It’s the spread of the original cancer tumor that kills most people. That’s why cancer researchers vigorously search for drugs that can prevent metastases, the spread of cancer. The research team co-led by Angela Wandinger-Ness, PhD, and Larry Sklar, PhD, at the University of New Mexico Cancer Center has found a chemical compound that appears to control cell migration and adhesion, two important characteristics of metastatic cancer cells. The team recently published a paper describing how the first-in-class compound acts on various cells.
Dr. Wandinger-Ness, a UNM Professor of Pathology and Director of the Fluorescence Microscopy and Cell Imaging Shared Resource, studies proteins called GTPases. GTPases act like chemical switches to control how cells behave: how much a cell grows, what shape it assumes, when it enters the next growth stage, and how tightly it sticks to its surroundings, among several hundred other things. Wandinger-Ness was interested in a particular GTPase called Cdc42; it controls cell migration and cell adhesion.
“It’s an important target in many diseases,” says Wandinger-Ness. “Cancer is just one. But there were no compounds that target this GTPase.” So she collaborated with Sklar and Dr. Tudor Oprea, MD, PhD, to find a compound that did. And they were successful.
Dr. Sklar is a UNM Professor of Pathology and co-Leader of the Cancer Biology and Biotechnology Research Group at the UNM Cancer Center. He created and now oversees the UNM Center for Molecular Discovery. Oprea is a UNM Professor of Medicine and co-Director of the Flow Cytometry & High Throughput Screening Shared Resource at the UNM Cancer Center. He analyzed Cdc42 using three-dimensional molecular rendering software. The team used Oprea’s analysis of Cdc42 to visualize how a compound might interact with the Cdc42 GTPase to stifle its activity. Then they searched for such a compound in the UNM Molecular Discovery library.
The search process was akin to finding a needle in a haystack, but the latest high throughput flow cytometry equipment and molecular rendering software available at the UNM Cancer Center speeded their analysis significantly. The team analyzed thousands of compound candidates by first narrowing their search to the few hundred likely candidates and then testing those against several kinds of GPTases at a time.
“From a purely discovery perspective, that’s a high impact, novel way to look for small molecules,” says Sklar. The compound they found is called CID2950007.

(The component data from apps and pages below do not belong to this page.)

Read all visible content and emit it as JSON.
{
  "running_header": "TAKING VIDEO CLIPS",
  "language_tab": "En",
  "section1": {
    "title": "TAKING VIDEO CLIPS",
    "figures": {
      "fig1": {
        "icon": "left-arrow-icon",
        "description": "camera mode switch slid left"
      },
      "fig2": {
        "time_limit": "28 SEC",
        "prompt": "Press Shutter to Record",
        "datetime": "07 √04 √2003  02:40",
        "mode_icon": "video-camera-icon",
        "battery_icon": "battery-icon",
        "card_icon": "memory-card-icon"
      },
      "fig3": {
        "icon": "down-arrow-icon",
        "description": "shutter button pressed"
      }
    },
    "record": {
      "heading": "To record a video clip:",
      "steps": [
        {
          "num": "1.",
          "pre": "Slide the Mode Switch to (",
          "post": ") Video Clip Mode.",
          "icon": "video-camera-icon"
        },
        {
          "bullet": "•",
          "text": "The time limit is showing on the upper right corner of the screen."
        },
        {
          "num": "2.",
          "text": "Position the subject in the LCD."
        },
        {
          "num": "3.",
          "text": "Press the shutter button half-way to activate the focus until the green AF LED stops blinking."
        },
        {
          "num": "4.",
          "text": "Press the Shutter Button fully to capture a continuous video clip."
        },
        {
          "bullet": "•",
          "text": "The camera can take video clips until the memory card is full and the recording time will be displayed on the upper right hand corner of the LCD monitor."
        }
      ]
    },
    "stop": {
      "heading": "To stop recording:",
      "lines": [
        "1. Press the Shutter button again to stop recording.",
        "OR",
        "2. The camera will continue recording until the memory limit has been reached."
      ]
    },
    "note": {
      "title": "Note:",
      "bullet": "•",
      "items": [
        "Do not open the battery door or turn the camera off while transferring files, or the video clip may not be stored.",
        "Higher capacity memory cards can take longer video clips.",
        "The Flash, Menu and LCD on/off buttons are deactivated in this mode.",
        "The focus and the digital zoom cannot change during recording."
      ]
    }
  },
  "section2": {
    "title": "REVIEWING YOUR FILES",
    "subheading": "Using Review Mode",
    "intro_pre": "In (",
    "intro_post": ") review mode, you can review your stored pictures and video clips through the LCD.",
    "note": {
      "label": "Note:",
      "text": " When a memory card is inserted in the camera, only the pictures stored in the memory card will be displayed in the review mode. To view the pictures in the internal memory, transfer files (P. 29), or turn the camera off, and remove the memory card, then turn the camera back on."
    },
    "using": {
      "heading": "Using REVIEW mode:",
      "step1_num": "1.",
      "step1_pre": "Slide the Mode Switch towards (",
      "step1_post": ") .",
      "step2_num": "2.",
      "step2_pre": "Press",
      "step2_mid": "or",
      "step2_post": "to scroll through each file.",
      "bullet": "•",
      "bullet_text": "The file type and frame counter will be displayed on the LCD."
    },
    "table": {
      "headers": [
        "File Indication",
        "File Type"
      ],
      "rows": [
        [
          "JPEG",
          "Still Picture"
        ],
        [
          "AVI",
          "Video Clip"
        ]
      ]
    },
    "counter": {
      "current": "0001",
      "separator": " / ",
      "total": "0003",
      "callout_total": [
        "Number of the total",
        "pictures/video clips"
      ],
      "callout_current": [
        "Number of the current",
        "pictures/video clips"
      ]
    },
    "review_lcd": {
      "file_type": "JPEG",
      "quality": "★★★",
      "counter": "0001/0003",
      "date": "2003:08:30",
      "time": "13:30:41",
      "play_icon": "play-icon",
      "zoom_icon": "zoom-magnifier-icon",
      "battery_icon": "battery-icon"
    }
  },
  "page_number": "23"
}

Structurally similar to NSAIDs—non-steroidal anti-inflammatory drugs—CID2950007 restrains the Cdc42 GTPase from changing a cell’s cytoskeleton. Much like a skeleton gives a human body shape, a cell’s cytoskeleton keeps the cell from collapsing on itself. The cytoskeleton enables a cell to move by growing amoeba-like legs called filopodia. Cdc42 also helps to keep cells where they need to be by enabling them to adhere more tightly to their surroundings. So, while uncontrolled growth and movement are hallmarks of metastatic cancer cells, growth and adherence are important traits for healthy cells. Tightly controlling just how Cdc42 causes a cell to behave is crucial.
In the paper published February 4, 2013, the team of scientists report that CID2950007 was the only compound they found that affected the Cdc42 GTPase without affecting any other GTPases. This selectivity is important to control the compound’s effects on a cell. They also found that the compound works by changing the physical structure of Cdc42, so it doesn’t destroy Cdc42 but it does control how Cdc42 interacts with other proteins in the cell. Their studies showed that CID2950007 decreased filopodia growth and cell adhesion in ovarian cancer cells and prevented cell adhesion in white blood cells. And their studies demonstrated that CID2950007 blocked Hantavirus infection in monkey kidney cells. By affecting the Cdc42 GTPase, and thus the cytoskeleton, CID2950007 has the potential to fight not only cancer but also infectious diseases.
Human use of CID2950007 as a cancer drug is a long way off. Before the Food and Drug Administration approves any drug for human use, it first requires the successful results of several toxicity and dose escalation studies on several types of animals. Then, the clinical trials process, which can take over 10 years, may begin.
“There are going to be a lot of side effects because these adhesion proteins have many other functions,” says Sklar. So refining CID2950007 into a drug will take further collaboration and studies before toxicity studies and dose escalation studies can begin. To refine the compound, the UNM Cancer Center researchers will continue to collaborate with Jeffrey Aubé, PhD, Kansas University Distinguished Professor of Medicinal Chemistry, and Jennifer Golden, PhD, Assistant Director of the Specialized Chemistry Center at Kansas University. Still, control of GTPase Cdc42 offers promise as a way to control cancer metastasis. Says Wandinger-Ness, “there’s a lot of enthusiasm for a compound like this—because there weren’t any. This is a first-in-class.”
Source: University of New Mexico
Filed Under: Drug Discovery